In our case, the first problem is that our multi-awarded compatriot Yoani Sanchez brought this action against the Minister of Interior, General Abelardo Colome Ibarra.
The reason why Yoani did such a thing is that she has been invited, on nearly twenty occasions, to receive her awards abroad, but has never been given a “White card” — the permission to leave the country — so she can receive her awards in person.
The second problem is that in the XXI century the world has evolved enough, so that in any country its citizens are the most important thing. And that means we must treat these people with the human dignity that José Martí claimed for the Cubans and that is now found in the Universal Declaration of Human Rights.

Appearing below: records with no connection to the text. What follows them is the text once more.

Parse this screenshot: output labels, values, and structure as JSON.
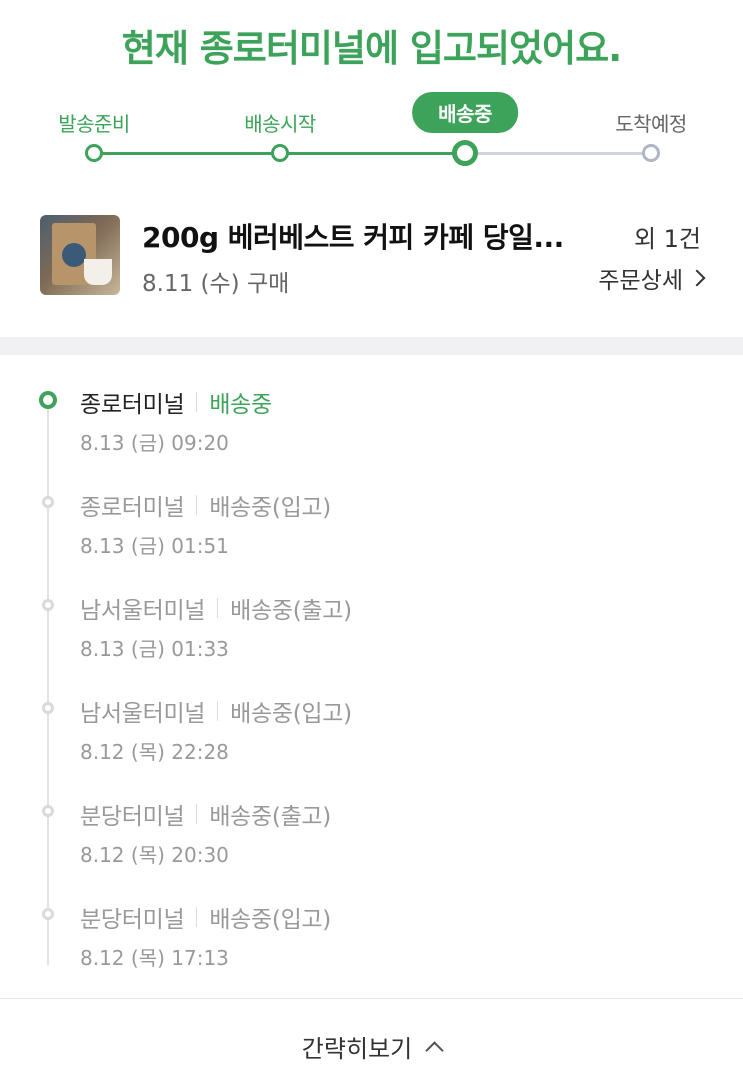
{
  "headline": "현재 종로터미널에 입고되었어요.",
  "stepper": {
    "steps": [
      {
        "label": "발송준비",
        "state": "done"
      },
      {
        "label": "배송시작",
        "state": "done"
      },
      {
        "label": "배송중",
        "state": "current"
      },
      {
        "label": "도착예정",
        "state": "future"
      }
    ]
  },
  "product": {
    "title": "200g 베러베스트 커피 카페 당일...",
    "extra": "외 1건",
    "purchase_date": "8.11 (수) 구매",
    "order_detail_label": "주문상세"
  },
  "timeline": [
    {
      "place": "종로터미널",
      "status": "배송중",
      "time": "8.13 (금) 09:20",
      "active": true
    },
    {
      "place": "종로터미널",
      "status": "배송중(입고)",
      "time": "8.13 (금) 01:51",
      "active": false
    },
    {
      "place": "남서울터미널",
      "status": "배송중(출고)",
      "time": "8.13 (금) 01:33",
      "active": false
    },
    {
      "place": "남서울터미널",
      "status": "배송중(입고)",
      "time": "8.12 (목) 22:28",
      "active": false
    },
    {
      "place": "분당터미널",
      "status": "배송중(출고)",
      "time": "8.12 (목) 20:30",
      "active": false
    },
    {
      "place": "분당터미널",
      "status": "배송중(입고)",
      "time": "8.12 (목) 17:13",
      "active": false
    }
  ],
  "footer": {
    "collapse_label": "간략히보기"
  },
  "colors": {
    "accent": "#3ea35a",
    "inactive": "#b0b6c8"
  }
}
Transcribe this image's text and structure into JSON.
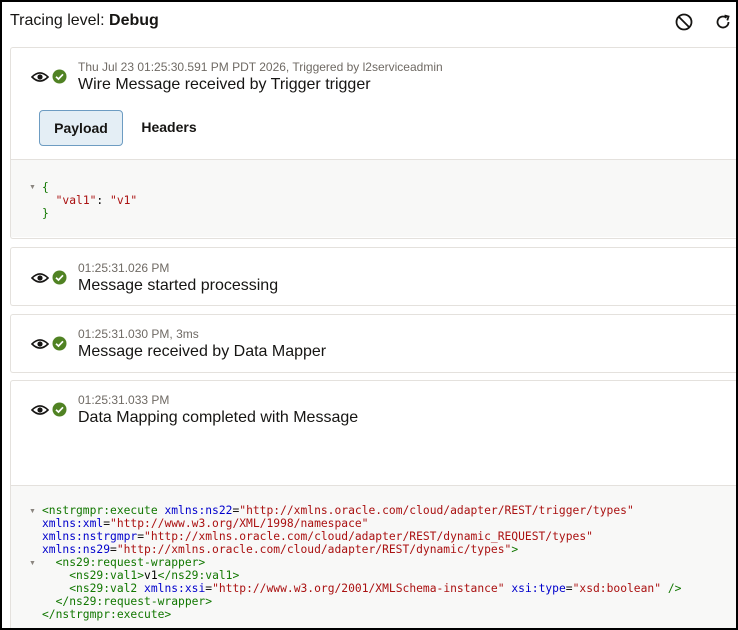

The third problem is that “according to the law” the actions of the government and the state must have legal foundations and legal procedures that are clearly established, known, and within reach of citizens, enabling them to defend their rights in any given situation.
The fourth problem is that when we act ignoring the laws and legal procedures that exist, we fall in the arbitrariness of the authorities, something not very well regarded in these times.
The fifth problem is that the people will never tolerate this arbitrariness indefinitely, and they will begin, as the well-known blogger has, to use the resources that the national law gives… to the protesters.
The sixth problem is that the problem now created (and forgive the redundancy) could have been avoided by respecting Article 63 of the Constitution of the Republic:
Every citizen has the right to make complaints and petitions to the authorities and to receive the attention or the appropriate responses on time, according to the law.
Perhaps we can find a moral in all this: Problems can be avoided … when rights are respected.
Translated by Chabeli
8 June 2012